## Work instructions
Exclude the pictures, then copy all remaining records exactly.

## Source records
>>>
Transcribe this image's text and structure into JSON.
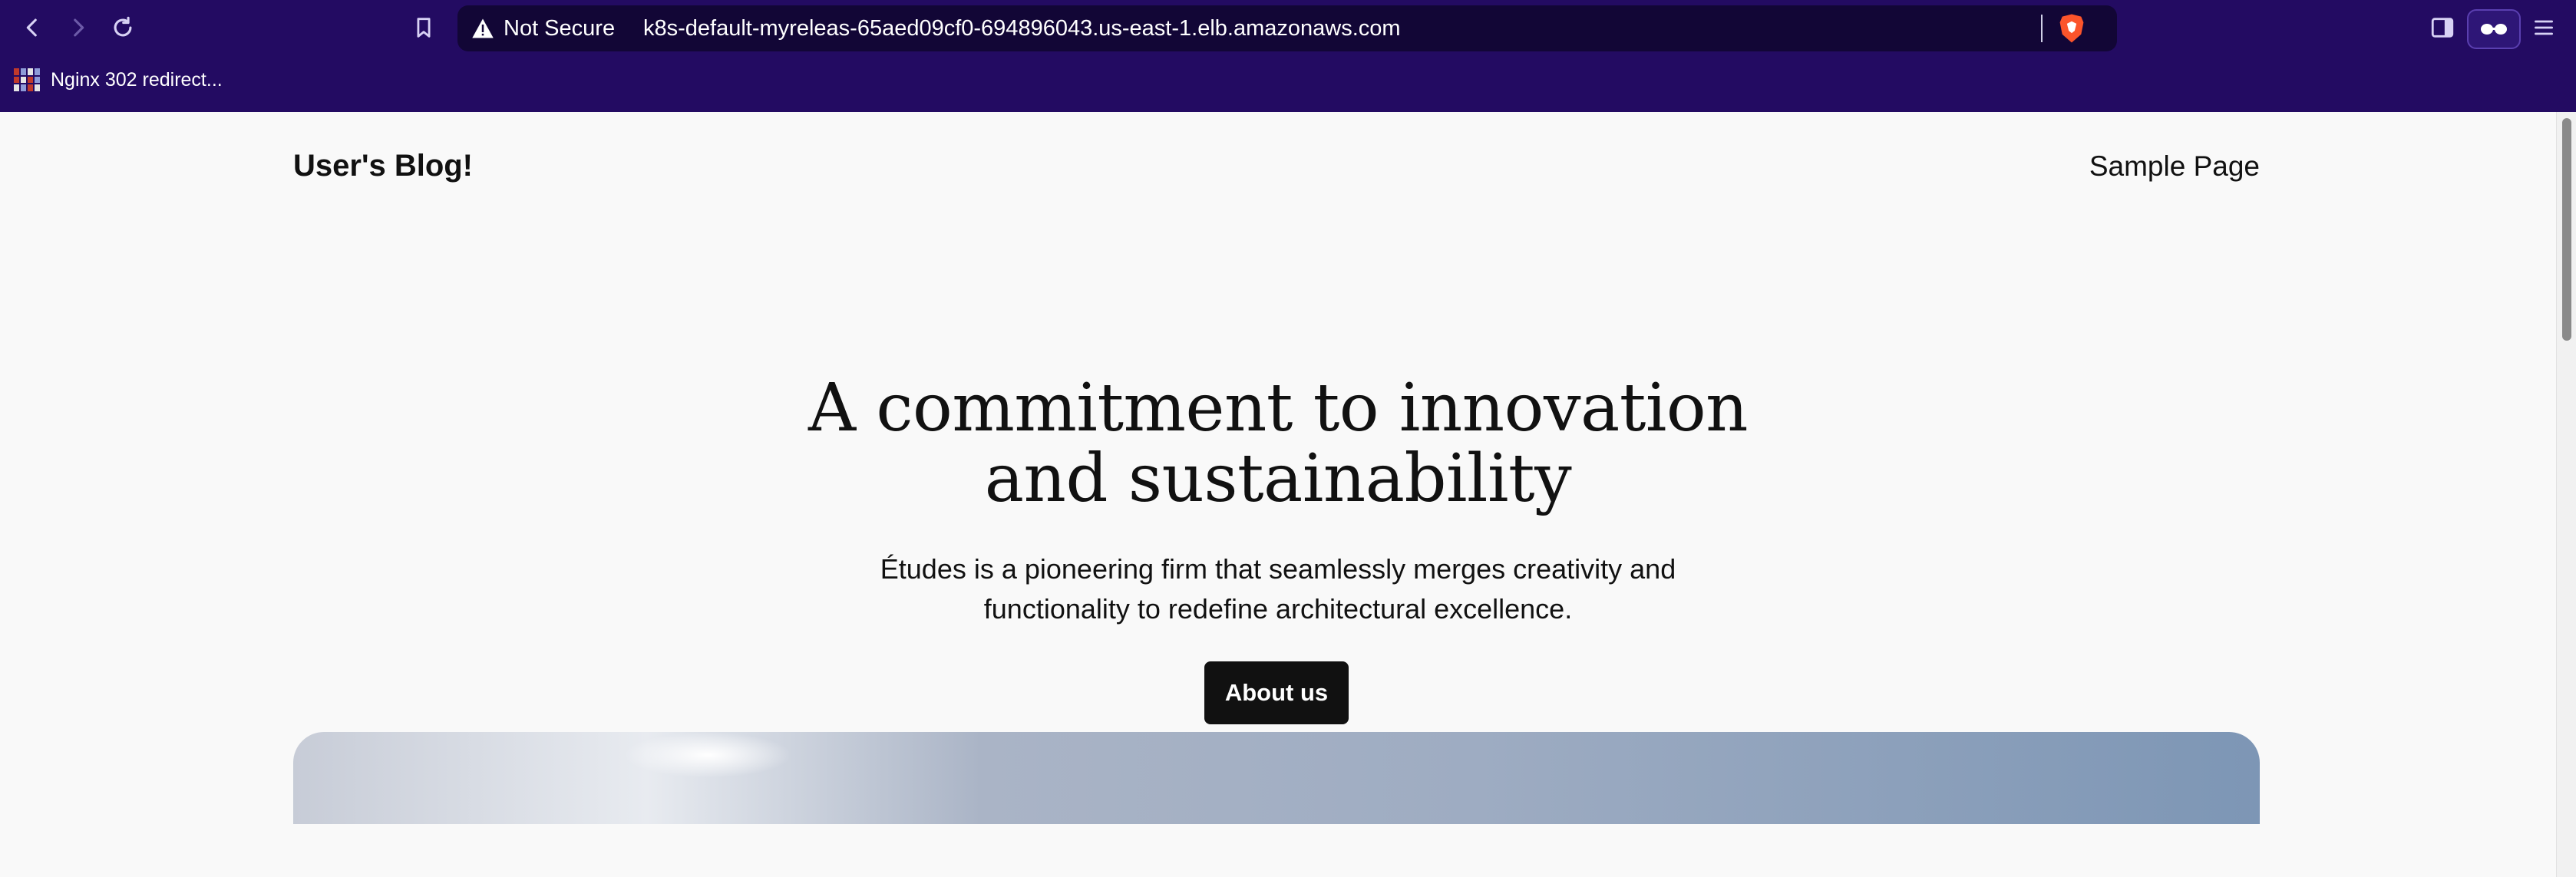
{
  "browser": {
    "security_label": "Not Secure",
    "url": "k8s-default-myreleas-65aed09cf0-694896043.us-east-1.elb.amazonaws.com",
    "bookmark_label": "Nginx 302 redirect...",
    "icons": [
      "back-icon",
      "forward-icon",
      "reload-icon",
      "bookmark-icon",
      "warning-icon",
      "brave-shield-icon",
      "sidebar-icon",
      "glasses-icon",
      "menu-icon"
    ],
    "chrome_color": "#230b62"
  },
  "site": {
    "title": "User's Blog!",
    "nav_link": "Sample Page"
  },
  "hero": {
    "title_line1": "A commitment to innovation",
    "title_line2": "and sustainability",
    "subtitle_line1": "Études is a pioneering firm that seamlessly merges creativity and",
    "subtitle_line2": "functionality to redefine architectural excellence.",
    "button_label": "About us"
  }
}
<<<
## Solution for this problem
Transcribe this image's text and structure into JSON.
{
  "browser": {
    "security_label": "Not Secure",
    "url": "k8s-default-myreleas-65aed09cf0-694896043.us-east-1.elb.amazonaws.com",
    "bookmark_label": "Nginx 302 redirect...",
    "icons": [
      "back-icon",
      "forward-icon",
      "reload-icon",
      "bookmark-icon",
      "warning-icon",
      "brave-shield-icon",
      "sidebar-icon",
      "glasses-icon",
      "menu-icon"
    ],
    "chrome_color": "#230b62"
  },
  "site": {
    "title": "User's Blog!",
    "nav_link": "Sample Page"
  },
  "hero": {
    "title_line1": "A commitment to innovation",
    "title_line2": "and sustainability",
    "subtitle_line1": "Études is a pioneering firm that seamlessly merges creativity and",
    "subtitle_line2": "functionality to redefine architectural excellence.",
    "button_label": "About us"
  }
}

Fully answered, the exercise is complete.